The UK grid’s carbon intensity dipped to within what is required by the fifth carbon budget yesterday as low carbon sources surged to 80% of demand.
Bright but windy conditions, matched with typically lower weekend demand, allowed renewables and low carbon sources to generate a significant percentage of the UK’s power.
MyGridGB, which monitors the sources of British electricity demand, confirmed that at one point yesterday more than 80% of the UK’s power was sourced directly from low carbon generators.
And National Grid’s control room confirmed in a Tweet sent earlier today that strong solar, wind and nuclear generation was aided by biomass, hydro, pumped storage and imports. This resulted in “record low” carbon intensity of around 90g CO2/kWh.
Large amounts of wind, solar, and nuclear today pushed GB #carbon intensity to record lows of around 90 gCO₂/kWh— NG Control Room (@NGControlRoom) June 11, 2017
That carbon intensity figure falls in line with targets established within the fifth carbon budget, recommended by the Committee on Climate Change in 2015 and legislated for last year by then-energy secretary Amber Rudd.
The fifth carbon budget has established target carbon emissions of 1,765MT of CO2e for the period 2028 to 2032. This roughly extrapolates to power sector emissions of between 50 and 100g CO2/kWh.

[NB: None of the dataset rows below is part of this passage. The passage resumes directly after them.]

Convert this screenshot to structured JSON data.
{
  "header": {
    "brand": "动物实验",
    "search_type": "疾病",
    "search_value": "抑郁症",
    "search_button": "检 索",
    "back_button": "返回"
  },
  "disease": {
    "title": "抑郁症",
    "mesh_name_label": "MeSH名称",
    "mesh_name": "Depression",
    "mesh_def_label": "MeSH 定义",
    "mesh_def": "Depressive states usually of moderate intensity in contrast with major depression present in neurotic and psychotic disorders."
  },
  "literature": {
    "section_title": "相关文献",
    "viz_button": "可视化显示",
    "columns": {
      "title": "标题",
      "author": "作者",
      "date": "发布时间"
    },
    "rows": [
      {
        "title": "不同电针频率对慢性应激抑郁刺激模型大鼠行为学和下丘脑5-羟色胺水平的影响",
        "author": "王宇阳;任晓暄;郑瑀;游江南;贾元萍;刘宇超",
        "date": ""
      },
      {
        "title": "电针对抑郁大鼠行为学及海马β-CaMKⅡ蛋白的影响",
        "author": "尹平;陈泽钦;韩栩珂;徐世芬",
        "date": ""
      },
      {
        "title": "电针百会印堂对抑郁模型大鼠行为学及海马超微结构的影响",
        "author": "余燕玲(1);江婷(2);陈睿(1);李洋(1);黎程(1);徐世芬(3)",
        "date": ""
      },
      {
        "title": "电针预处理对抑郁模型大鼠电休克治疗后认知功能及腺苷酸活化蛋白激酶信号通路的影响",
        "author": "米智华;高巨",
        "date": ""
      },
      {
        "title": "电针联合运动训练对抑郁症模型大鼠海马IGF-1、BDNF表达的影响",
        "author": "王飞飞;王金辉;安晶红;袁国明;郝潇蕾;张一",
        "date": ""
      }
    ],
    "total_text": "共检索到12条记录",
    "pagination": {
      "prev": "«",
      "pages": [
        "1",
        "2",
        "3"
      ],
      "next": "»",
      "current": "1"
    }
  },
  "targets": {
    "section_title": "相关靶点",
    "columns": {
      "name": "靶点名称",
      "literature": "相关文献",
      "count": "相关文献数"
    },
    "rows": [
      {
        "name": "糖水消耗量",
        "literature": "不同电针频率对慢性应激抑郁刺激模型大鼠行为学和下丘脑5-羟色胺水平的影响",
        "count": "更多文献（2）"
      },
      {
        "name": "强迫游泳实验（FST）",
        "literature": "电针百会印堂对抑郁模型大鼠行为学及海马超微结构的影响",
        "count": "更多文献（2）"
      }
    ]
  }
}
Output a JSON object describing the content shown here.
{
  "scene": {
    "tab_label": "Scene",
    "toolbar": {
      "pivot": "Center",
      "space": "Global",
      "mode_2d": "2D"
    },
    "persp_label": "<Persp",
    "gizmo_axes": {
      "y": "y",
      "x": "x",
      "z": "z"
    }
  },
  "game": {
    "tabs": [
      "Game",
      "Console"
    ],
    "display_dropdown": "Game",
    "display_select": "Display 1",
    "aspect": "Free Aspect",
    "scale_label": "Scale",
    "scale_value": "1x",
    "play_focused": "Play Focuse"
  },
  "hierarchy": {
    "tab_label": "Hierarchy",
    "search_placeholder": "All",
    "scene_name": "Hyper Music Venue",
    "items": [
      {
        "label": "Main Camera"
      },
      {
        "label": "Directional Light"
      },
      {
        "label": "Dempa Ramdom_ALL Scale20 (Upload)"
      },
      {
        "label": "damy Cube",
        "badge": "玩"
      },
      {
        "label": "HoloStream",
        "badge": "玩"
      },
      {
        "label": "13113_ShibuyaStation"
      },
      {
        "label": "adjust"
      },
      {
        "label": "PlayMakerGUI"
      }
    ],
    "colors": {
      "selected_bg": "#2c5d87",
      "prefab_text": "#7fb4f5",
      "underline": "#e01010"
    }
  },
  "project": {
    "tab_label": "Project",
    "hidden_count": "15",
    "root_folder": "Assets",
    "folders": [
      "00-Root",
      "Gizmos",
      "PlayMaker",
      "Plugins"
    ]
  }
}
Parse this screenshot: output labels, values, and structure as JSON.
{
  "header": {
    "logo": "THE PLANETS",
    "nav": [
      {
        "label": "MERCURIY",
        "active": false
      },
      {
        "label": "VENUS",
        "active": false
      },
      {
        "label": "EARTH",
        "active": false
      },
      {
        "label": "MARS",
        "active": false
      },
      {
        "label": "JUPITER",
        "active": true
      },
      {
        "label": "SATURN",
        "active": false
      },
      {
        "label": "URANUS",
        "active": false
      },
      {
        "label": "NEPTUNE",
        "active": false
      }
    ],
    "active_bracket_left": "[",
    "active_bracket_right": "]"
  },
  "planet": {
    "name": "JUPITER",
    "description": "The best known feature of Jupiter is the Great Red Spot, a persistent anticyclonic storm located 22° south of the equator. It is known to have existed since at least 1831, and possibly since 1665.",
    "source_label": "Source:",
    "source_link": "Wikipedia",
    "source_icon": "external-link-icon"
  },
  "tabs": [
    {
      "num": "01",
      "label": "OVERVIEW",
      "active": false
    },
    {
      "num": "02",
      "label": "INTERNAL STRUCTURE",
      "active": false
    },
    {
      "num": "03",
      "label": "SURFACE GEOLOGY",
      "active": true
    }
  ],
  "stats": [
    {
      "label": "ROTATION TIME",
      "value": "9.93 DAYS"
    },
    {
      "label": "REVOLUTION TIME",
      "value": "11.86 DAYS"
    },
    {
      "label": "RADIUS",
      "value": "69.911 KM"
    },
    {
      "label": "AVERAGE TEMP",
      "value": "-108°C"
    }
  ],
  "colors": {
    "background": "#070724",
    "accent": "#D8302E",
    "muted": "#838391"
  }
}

But while that record low of 90g CO2 is within those targets, MyGridGB confirmed that the average emissions for the last seven days equated to around 187g, indicating that there is still work to be done.
And this is more apparent when it is taken into consideration that weather conditions have been prime for renewables generation of late, resulting in new records for both solar and wider-encompassing renewables generation being set in recent weeks.